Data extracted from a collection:
^^^^^^^^^^^^^^^^

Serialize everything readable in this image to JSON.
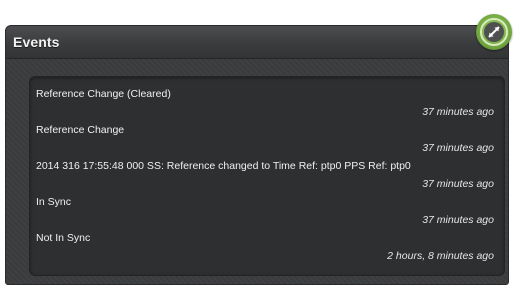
{
  "panel": {
    "title": "Events"
  },
  "events": [
    {
      "message": "Reference Change (Cleared)",
      "time": "37 minutes ago"
    },
    {
      "message": "Reference Change",
      "time": "37 minutes ago"
    },
    {
      "message": "2014 316 17:55:48 000 SS: Reference changed to Time Ref: ptp0 PPS Ref: ptp0",
      "time": "37 minutes ago"
    },
    {
      "message": "In Sync",
      "time": "37 minutes ago"
    },
    {
      "message": "Not In Sync",
      "time": "2 hours, 8 minutes ago"
    }
  ],
  "icons": {
    "collapse": "collapse-arrows-icon"
  },
  "colors": {
    "panel_bg": "#3a3b3d",
    "list_bg": "#2e2f31",
    "text": "#f0f0f0",
    "accent_green": "#78ad45"
  }
}
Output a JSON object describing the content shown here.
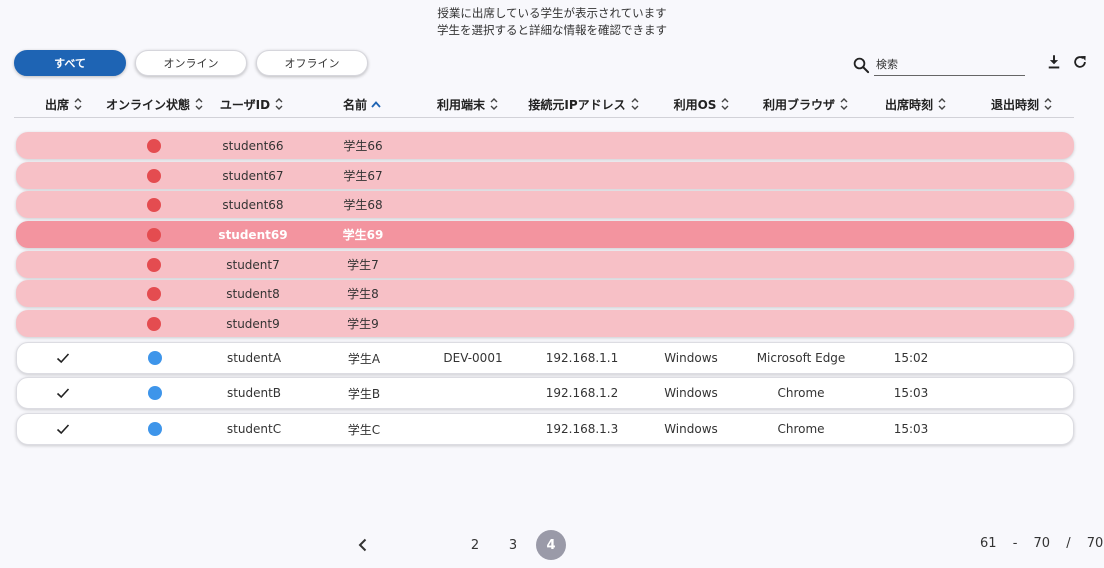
{
  "header": {
    "line1": "授業に出席している学生が表示されています",
    "line2": "学生を選択すると詳細な情報を確認できます"
  },
  "filters": {
    "all": "すべて",
    "online": "オンライン",
    "offline": "オフライン",
    "selected": "すべて"
  },
  "search": {
    "placeholder": "検索",
    "value": ""
  },
  "columns": [
    "出席",
    "オンライン状態",
    "ユーザID",
    "名前",
    "利用端末",
    "接続元IPアドレス",
    "利用OS",
    "利用ブラウザ",
    "出席時刻",
    "退出時刻"
  ],
  "sort": {
    "column": "名前",
    "direction": "ascending"
  },
  "rows": [
    {
      "attended": false,
      "status": "offline",
      "user_id": "student66",
      "name": "学生66",
      "device": "",
      "ip": "",
      "os": "",
      "browser": "",
      "in": "",
      "out": ""
    },
    {
      "attended": false,
      "status": "offline",
      "user_id": "student67",
      "name": "学生67",
      "device": "",
      "ip": "",
      "os": "",
      "browser": "",
      "in": "",
      "out": ""
    },
    {
      "attended": false,
      "status": "offline",
      "user_id": "student68",
      "name": "学生68",
      "device": "",
      "ip": "",
      "os": "",
      "browser": "",
      "in": "",
      "out": ""
    },
    {
      "attended": false,
      "status": "offline",
      "user_id": "student69",
      "name": "学生69",
      "device": "",
      "ip": "",
      "os": "",
      "browser": "",
      "in": "",
      "out": "",
      "selected": true
    },
    {
      "attended": false,
      "status": "offline",
      "user_id": "student7",
      "name": "学生7",
      "device": "",
      "ip": "",
      "os": "",
      "browser": "",
      "in": "",
      "out": ""
    },
    {
      "attended": false,
      "status": "offline",
      "user_id": "student8",
      "name": "学生8",
      "device": "",
      "ip": "",
      "os": "",
      "browser": "",
      "in": "",
      "out": ""
    },
    {
      "attended": false,
      "status": "offline",
      "user_id": "student9",
      "name": "学生9",
      "device": "",
      "ip": "",
      "os": "",
      "browser": "",
      "in": "",
      "out": ""
    },
    {
      "attended": true,
      "status": "online",
      "user_id": "studentA",
      "name": "学生A",
      "device": "DEV-0001",
      "ip": "192.168.1.1",
      "os": "Windows",
      "browser": "Microsoft Edge",
      "in": "15:02",
      "out": ""
    },
    {
      "attended": true,
      "status": "online",
      "user_id": "studentB",
      "name": "学生B",
      "device": "",
      "ip": "192.168.1.2",
      "os": "Windows",
      "browser": "Chrome",
      "in": "15:03",
      "out": ""
    },
    {
      "attended": true,
      "status": "online",
      "user_id": "studentC",
      "name": "学生C",
      "device": "",
      "ip": "192.168.1.3",
      "os": "Windows",
      "browser": "Chrome",
      "in": "15:03",
      "out": ""
    }
  ],
  "pagination": {
    "pages": [
      "2",
      "3",
      "4"
    ],
    "current": "4",
    "range_start": "61",
    "range_dash": "-",
    "range_end": "70",
    "slash": "/",
    "total": "70"
  },
  "colors": {
    "accent": "#1e64b4",
    "offline_row": "#f7c0c6",
    "selected_row": "#f3949f",
    "offline_dot": "#e44c50",
    "online_dot": "#3e95ea",
    "current_page": "#9a9aa8"
  },
  "icons": {
    "search": "search-icon",
    "download": "download-icon",
    "refresh": "refresh-icon",
    "sort": "sort-icon",
    "sort_asc": "sort-ascending-icon",
    "check": "check-icon",
    "prev": "chevron-left-icon"
  }
}
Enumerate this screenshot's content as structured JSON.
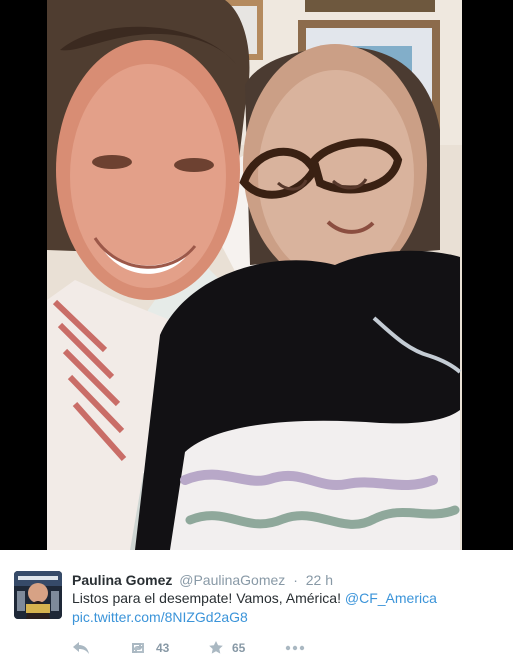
{
  "tweet": {
    "fullname": "Paulina Gomez",
    "username": "@PaulinaGomez",
    "separator": "·",
    "time": "22 h",
    "text_prefix": "Listos para el desempate! Vamos, América! ",
    "mention": "@CF_America",
    "link": "pic.twitter.com/8NIZGd2aG8"
  },
  "actions": {
    "reply_icon": "reply-icon",
    "retweet_icon": "retweet-icon",
    "retweet_count": "43",
    "favorite_icon": "star-icon",
    "favorite_count": "65",
    "more_icon": "more-dots-icon"
  },
  "colors": {
    "link": "#3b94d9",
    "secondary_text": "#8899a6",
    "icon": "#aab8c2",
    "primary_text": "#292f33"
  }
}
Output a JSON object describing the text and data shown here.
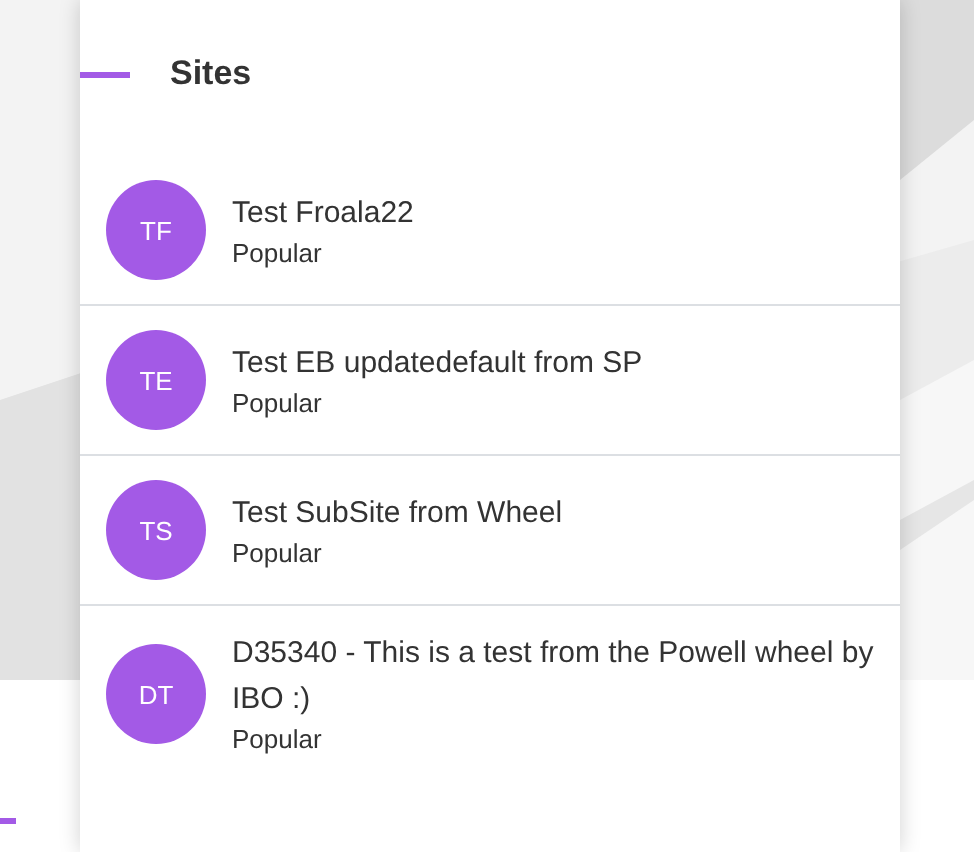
{
  "panel": {
    "title": "Sites",
    "sites": [
      {
        "initials": "TF",
        "name": "Test Froala22",
        "category": "Popular",
        "color": "#a35ae6"
      },
      {
        "initials": "TE",
        "name": "Test EB updatedefault from SP",
        "category": "Popular",
        "color": "#a35ae6"
      },
      {
        "initials": "TS",
        "name": "Test SubSite from Wheel",
        "category": "Popular",
        "color": "#a35ae6"
      },
      {
        "initials": "DT",
        "name": "D35340 - This is a test from the Powell wheel by IBO :)",
        "category": "Popular",
        "color": "#a35ae6"
      }
    ]
  }
}
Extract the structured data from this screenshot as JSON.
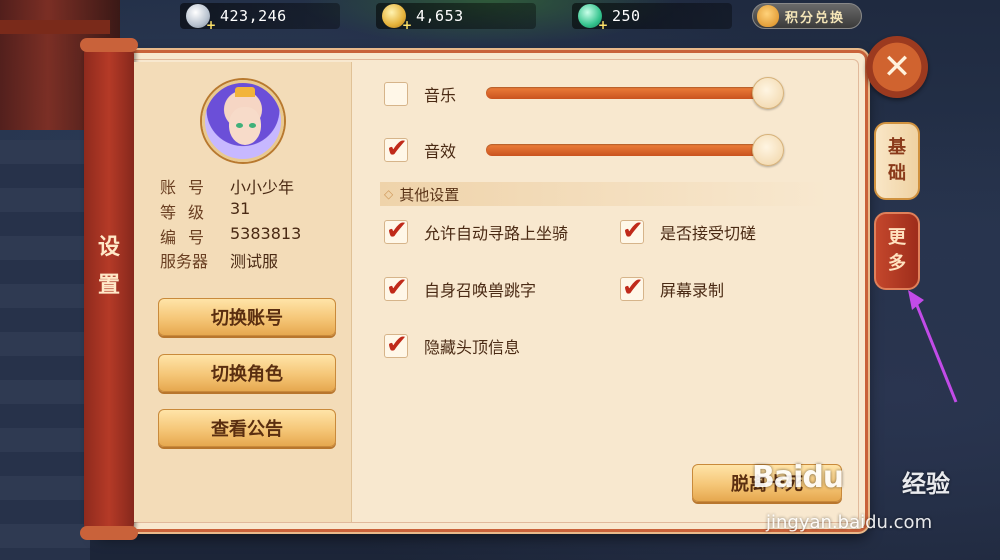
{
  "currencies": [
    {
      "icon": "silver-coin-icon",
      "value": "423,246"
    },
    {
      "icon": "gold-coin-icon",
      "value": "4,653"
    },
    {
      "icon": "jade-coin-icon",
      "value": "250"
    }
  ],
  "redeem": {
    "label": "积分兑换",
    "icon": "lucky-bag-icon"
  },
  "panel": {
    "title_chars": [
      "设",
      "置"
    ]
  },
  "profile": {
    "rows": [
      {
        "key": "账号",
        "value": "小小少年"
      },
      {
        "key": "等级",
        "value": "31"
      },
      {
        "key": "编号",
        "value": "5383813"
      },
      {
        "key": "服务器",
        "value": "测试服"
      }
    ],
    "buttons": [
      "切换账号",
      "切换角色",
      "查看公告"
    ]
  },
  "audio": [
    {
      "label": "音乐",
      "checked": false,
      "volume": 1.0
    },
    {
      "label": "音效",
      "checked": true,
      "volume": 1.0
    }
  ],
  "other": {
    "section_title": "其他设置",
    "options": [
      {
        "label": "允许自动寻路上坐骑",
        "checked": true
      },
      {
        "label": "是否接受切磋",
        "checked": true
      },
      {
        "label": "自身召唤兽跳字",
        "checked": true
      },
      {
        "label": "屏幕录制",
        "checked": true
      },
      {
        "label": "隐藏头顶信息",
        "checked": true
      }
    ]
  },
  "exit_button": "脱离卡死",
  "side_tabs": [
    {
      "chars": [
        "基",
        "础"
      ],
      "active": true
    },
    {
      "chars": [
        "更",
        "多"
      ],
      "active": false
    }
  ],
  "close_icon": "close-icon",
  "watermark": {
    "logo": "Baidu",
    "text": "经验",
    "url": "jingyan.baidu.com"
  },
  "colors": {
    "accent": "#c9623a",
    "check": "#c02a1a",
    "slider": "#e0702f",
    "arrow": "#c24be8"
  }
}
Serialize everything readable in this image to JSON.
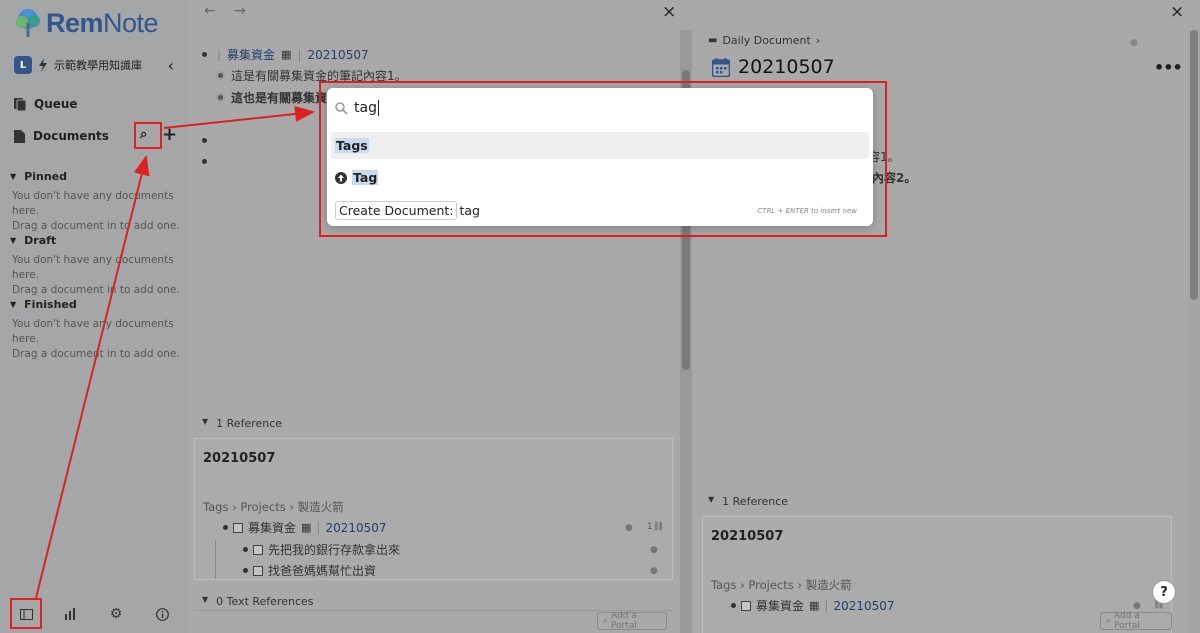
{
  "sidebar": {
    "logo": {
      "rem": "Rem",
      "note": "Note"
    },
    "kb_avatar": "L",
    "kb_name": "示範教學用知識庫",
    "queue": "Queue",
    "documents": "Documents",
    "sections": [
      {
        "title": "Pinned",
        "empty1": "You don't have any documents here.",
        "empty2": "Drag a document in to add one."
      },
      {
        "title": "Draft",
        "empty1": "You don't have any documents here.",
        "empty2": "Drag a document in to add one."
      },
      {
        "title": "Finished",
        "empty1": "You don't have any documents here.",
        "empty2": "Drag a document in to add one."
      }
    ]
  },
  "pane1": {
    "doc_title": "募集資金",
    "doc_date": "20210507",
    "line1": "這是有關募集資金的筆記內容1。",
    "line2": "這也是有關募集資",
    "references_label": "1 Reference",
    "ref_title": "20210507",
    "ref_crumbs": [
      "Tags",
      "Projects",
      "製造火箭"
    ],
    "ref_item": "募集資金",
    "ref_item_date": "20210507",
    "ref_children": [
      "先把我的銀行存款拿出來",
      "找爸爸媽媽幫忙出資"
    ],
    "text_refs_label": "0 Text References",
    "add_portal": "Add a Portal"
  },
  "pane2": {
    "breadcrumb": "Daily Document",
    "title": "20210507",
    "line1_tail": "容1。",
    "line2_tail": "記內容2。",
    "references_label": "1 Reference",
    "ref_title": "20210507",
    "ref_crumbs": [
      "Tags",
      "Projects",
      "製造火箭"
    ],
    "ref_item": "募集資金",
    "ref_item_date": "20210507",
    "add_portal": "Add a Portal",
    "help": "?"
  },
  "popup": {
    "query": "tag",
    "result1": "Tags",
    "result2": "Tag",
    "create_label": "Create Document:",
    "create_value": "tag",
    "hint": "CTRL + ENTER to insert new"
  },
  "colors": {
    "brand": "#34548c",
    "annotation": "#e02020"
  }
}
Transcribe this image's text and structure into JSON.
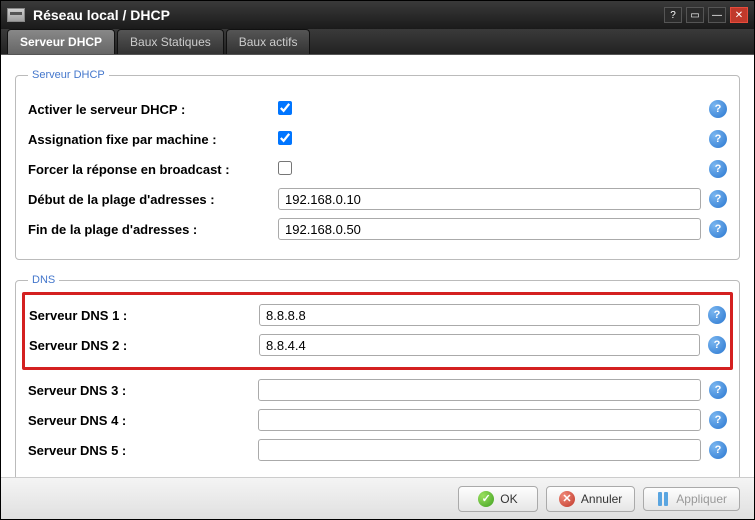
{
  "window": {
    "title": "Réseau local / DHCP"
  },
  "tabs": [
    {
      "label": "Serveur DHCP",
      "active": true
    },
    {
      "label": "Baux Statiques",
      "active": false
    },
    {
      "label": "Baux actifs",
      "active": false
    }
  ],
  "groups": {
    "dhcp": {
      "legend": "Serveur DHCP",
      "rows": {
        "enable": {
          "label": "Activer le serveur DHCP :",
          "checked": true
        },
        "fixed": {
          "label": "Assignation fixe par machine :",
          "checked": true
        },
        "broadcast": {
          "label": "Forcer la réponse en broadcast :",
          "checked": false
        },
        "start": {
          "label": "Début de la plage d'adresses :",
          "value": "192.168.0.10"
        },
        "end": {
          "label": "Fin de la plage d'adresses :",
          "value": "192.168.0.50"
        }
      }
    },
    "dns": {
      "legend": "DNS",
      "rows": {
        "dns1": {
          "label": "Serveur DNS 1 :",
          "value": "8.8.8.8"
        },
        "dns2": {
          "label": "Serveur DNS 2 :",
          "value": "8.8.4.4"
        },
        "dns3": {
          "label": "Serveur DNS 3 :",
          "value": ""
        },
        "dns4": {
          "label": "Serveur DNS 4 :",
          "value": ""
        },
        "dns5": {
          "label": "Serveur DNS 5 :",
          "value": ""
        }
      }
    }
  },
  "footer": {
    "ok": "OK",
    "cancel": "Annuler",
    "apply": "Appliquer"
  }
}
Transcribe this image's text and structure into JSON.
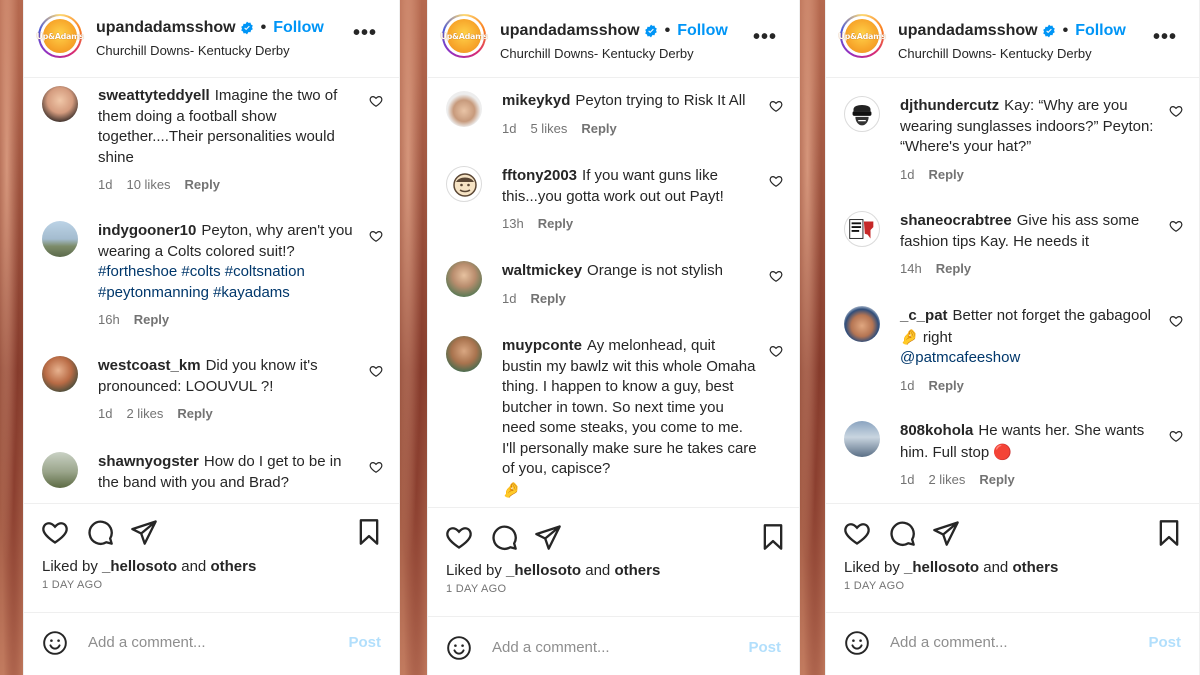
{
  "post": {
    "username": "upandadamsshow",
    "follow_label": "Follow",
    "dot": "•",
    "location": "Churchill Downs- Kentucky Derby",
    "more_label": "•••",
    "logo_text": "Up&Adams",
    "liked_prefix": "Liked by",
    "liked_user": "_hellosoto",
    "liked_and": "and",
    "liked_others": "others",
    "time_ago": "1 DAY AGO",
    "add_comment_placeholder": "Add a comment...",
    "post_label": "Post",
    "colors": {
      "link_blue": "#0095f6",
      "post_disabled": "#b2dffc",
      "hashtag": "#00376b"
    }
  },
  "panels": [
    {
      "comments": [
        {
          "user": "sweattyteddyell",
          "text": "Imagine the two of them doing a football show together....Their personalities would shine",
          "time": "1d",
          "likes": "10 likes",
          "reply": "Reply"
        },
        {
          "user": "indygooner10",
          "text": "Peyton, why aren't you wearing a Colts colored suit!?",
          "hashtags": "#fortheshoe #colts #coltsnation #peytonmanning #kayadams",
          "time": "16h",
          "likes": "",
          "reply": "Reply"
        },
        {
          "user": "westcoast_km",
          "text": "Did you know it's pronounced: LOOUVUL ?!",
          "time": "1d",
          "likes": "2 likes",
          "reply": "Reply"
        },
        {
          "user": "shawnyogster",
          "text": "How do I get to be in the band with you and Brad?",
          "time": "",
          "likes": "",
          "reply": ""
        }
      ]
    },
    {
      "comments": [
        {
          "user": "mikeykyd",
          "text": "Peyton trying to Risk It All",
          "time": "1d",
          "likes": "5 likes",
          "reply": "Reply"
        },
        {
          "user": "fftony2003",
          "text": "If you want guns like this...you gotta work out out Payt!",
          "time": "13h",
          "likes": "",
          "reply": "Reply"
        },
        {
          "user": "waltmickey",
          "text": "Orange is not stylish",
          "time": "1d",
          "likes": "",
          "reply": "Reply"
        },
        {
          "user": "muypconte",
          "text": "Ay melonhead, quit bustin my bawlz wit this whole Omaha thing. I happen to know a guy, best butcher in town. So next time you need some steaks, you come to me. I'll personally make sure he takes care of you, capisce?",
          "emoji": "🤌",
          "time": "",
          "likes": "",
          "reply": ""
        }
      ]
    },
    {
      "comments": [
        {
          "user": "djthundercutz",
          "text": "Kay: “Why are you wearing sunglasses indoors?” Peyton: “Where's your hat?”",
          "time": "1d",
          "likes": "",
          "reply": "Reply"
        },
        {
          "user": "shaneocrabtree",
          "text": "Give his ass some fashion tips Kay. He needs it",
          "time": "14h",
          "likes": "",
          "reply": "Reply"
        },
        {
          "user": "_c_pat",
          "text": "Better not forget the gabagool",
          "emoji": "🤌",
          "text2": "right",
          "mention": "@patmcafeeshow",
          "time": "1d",
          "likes": "",
          "reply": "Reply"
        },
        {
          "user": "808kohola",
          "text": "He wants her. She wants him. Full stop",
          "emoji": "🔴",
          "time": "1d",
          "likes": "2 likes",
          "reply": "Reply"
        }
      ]
    }
  ]
}
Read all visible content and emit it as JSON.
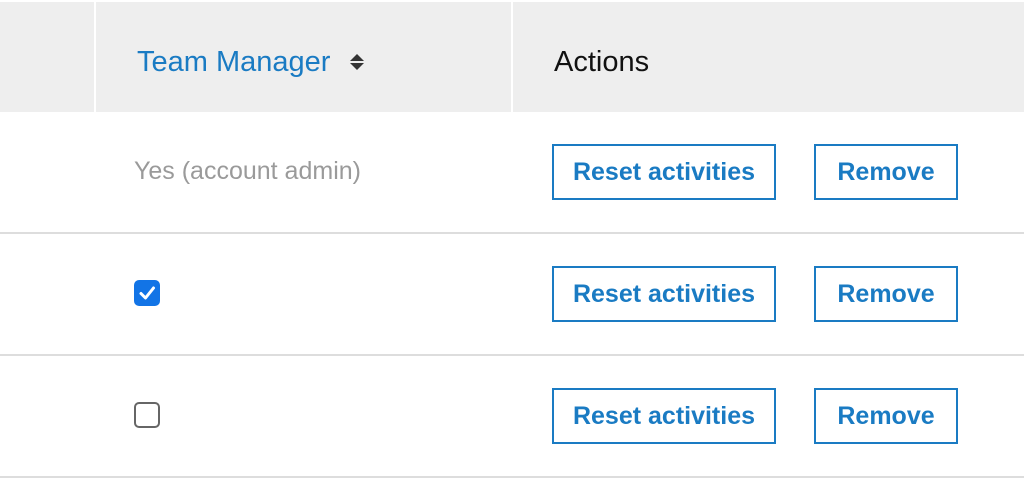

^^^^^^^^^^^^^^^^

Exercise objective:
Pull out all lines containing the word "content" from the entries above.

Exercise solution:
Output a JSON object describing the content shown here.
Enumerate this screenshot's content as structured JSON.
Read all visible content and emit it as JSON.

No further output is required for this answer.